In November 2017, Commsrisk ran an article about a new biometric system introduced by MTN South Africa to reduce fraud and protect customers. We were of the view that the move would be:
…a good example for African telcos who are active in mobile money – they need to start thinking about the potential of using such solutions to secure their mobile money platforms with regard to frauds that are perpetrated at mobile money agent points.
It seems Kenyan mobile operator Safaricom is following suit and whereas we cannot take credit for this, it is nevertheless a move worth noting. The operator has launched a voice biometrics system that will enable customers to access services through “a quicker and less intrusive vetting process”.
This is a step in the right direction. The types of challenge questions issued as part of verification of customer identity on customer care lines in Africa can be laughable to say the least.
- How long have you had this SIM Card?
- What is your ID number?
- Tell me, Mr. Client, which 3 numbers did you dial last?
- How much was your last prepaid recharge?
These questions all sound good until you consider that in cases where internal telco staff are involved (and these cases are not few), this information has already been harvested and the fraudster who is impersonating the customer has a damn good cheat sheet. There really is no sure way to determine that the caller is who he says he is, using the above questions. This leads to the risk of insiders engaging in fraud, as was highlighted by Safaricom’s last annual report, which stated the telco had fired 52 staff caught engaging in fraudulent activity. According to Safaricom, their new biometric system will help to address this challenge:
[The system] allows customers to use their voices for authentication before accessing assisted services such as resetting M-PESA PIN, and PUK requests, significantly cutting down the steps a customer goes through before they are assisted. The use of a unique voiceprint for enrolled customers will further reduce fraud and identity theft.
Security is of course important and the company says that certain measures will be in place:
…a pre-recorded registration process will be done. The encryption process will ensure no reverse engineering can be used to hack into the system and pose as another person. Voice recordings are not stored.
The implementation does not appear complex. To activate the service, the customer’s voice pattern is captured and used to create a unique “voiceprint” (similar in concept to a fingerprint). This is then stored as a secure string of numbers and characters against which a caller will be authenticated in subsequent interactions.
Beyond protecting customers, Safaricom’s Director of Strategy, Joseph Ogutu, expects the biometrics system to also result in efficiency in customer service processes:
Our contact centre agents spend a greater portion of their call time verifying customers over phone. The introduction of this service will ensure that customers get faster and more accurate services. We anticipate that the number of fraud incidents shall also reduce as a result.

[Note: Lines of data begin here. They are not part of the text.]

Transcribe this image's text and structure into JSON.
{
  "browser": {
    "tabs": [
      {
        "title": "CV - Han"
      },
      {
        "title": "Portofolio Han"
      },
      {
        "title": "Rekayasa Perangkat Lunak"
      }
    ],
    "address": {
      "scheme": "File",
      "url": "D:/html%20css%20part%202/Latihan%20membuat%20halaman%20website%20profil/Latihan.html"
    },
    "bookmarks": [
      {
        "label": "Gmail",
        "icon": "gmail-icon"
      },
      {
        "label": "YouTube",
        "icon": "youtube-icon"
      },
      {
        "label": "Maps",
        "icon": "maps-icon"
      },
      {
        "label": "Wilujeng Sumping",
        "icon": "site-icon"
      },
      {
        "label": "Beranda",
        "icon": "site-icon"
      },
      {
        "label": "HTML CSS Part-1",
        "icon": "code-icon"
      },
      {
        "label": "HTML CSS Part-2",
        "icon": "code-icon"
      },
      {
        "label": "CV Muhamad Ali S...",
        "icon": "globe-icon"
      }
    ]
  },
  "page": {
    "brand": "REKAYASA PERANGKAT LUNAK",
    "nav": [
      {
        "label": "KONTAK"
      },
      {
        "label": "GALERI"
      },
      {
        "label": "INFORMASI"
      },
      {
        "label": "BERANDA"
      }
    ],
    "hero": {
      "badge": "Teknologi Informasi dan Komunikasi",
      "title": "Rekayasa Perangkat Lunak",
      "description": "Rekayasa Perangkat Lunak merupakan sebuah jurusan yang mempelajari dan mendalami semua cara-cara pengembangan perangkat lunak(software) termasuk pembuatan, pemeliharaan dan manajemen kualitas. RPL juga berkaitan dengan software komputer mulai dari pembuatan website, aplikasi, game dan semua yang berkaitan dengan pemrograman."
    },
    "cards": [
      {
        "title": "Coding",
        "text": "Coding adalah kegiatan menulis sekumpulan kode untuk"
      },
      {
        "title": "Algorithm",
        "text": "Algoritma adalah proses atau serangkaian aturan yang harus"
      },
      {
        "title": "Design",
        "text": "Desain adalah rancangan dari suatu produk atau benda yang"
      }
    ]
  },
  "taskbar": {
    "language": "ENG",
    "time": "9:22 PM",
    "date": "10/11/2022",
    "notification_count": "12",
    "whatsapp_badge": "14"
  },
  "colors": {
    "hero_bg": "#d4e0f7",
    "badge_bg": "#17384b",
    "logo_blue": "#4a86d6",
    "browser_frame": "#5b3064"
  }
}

If implemented and managed well, this is a pretty neat way to kill two birds with one stone i.e. manage risks such as identity theft, thereby preventing fraud… and delight customers by reducing the time taken to address their issues through the use of secure self-care systems.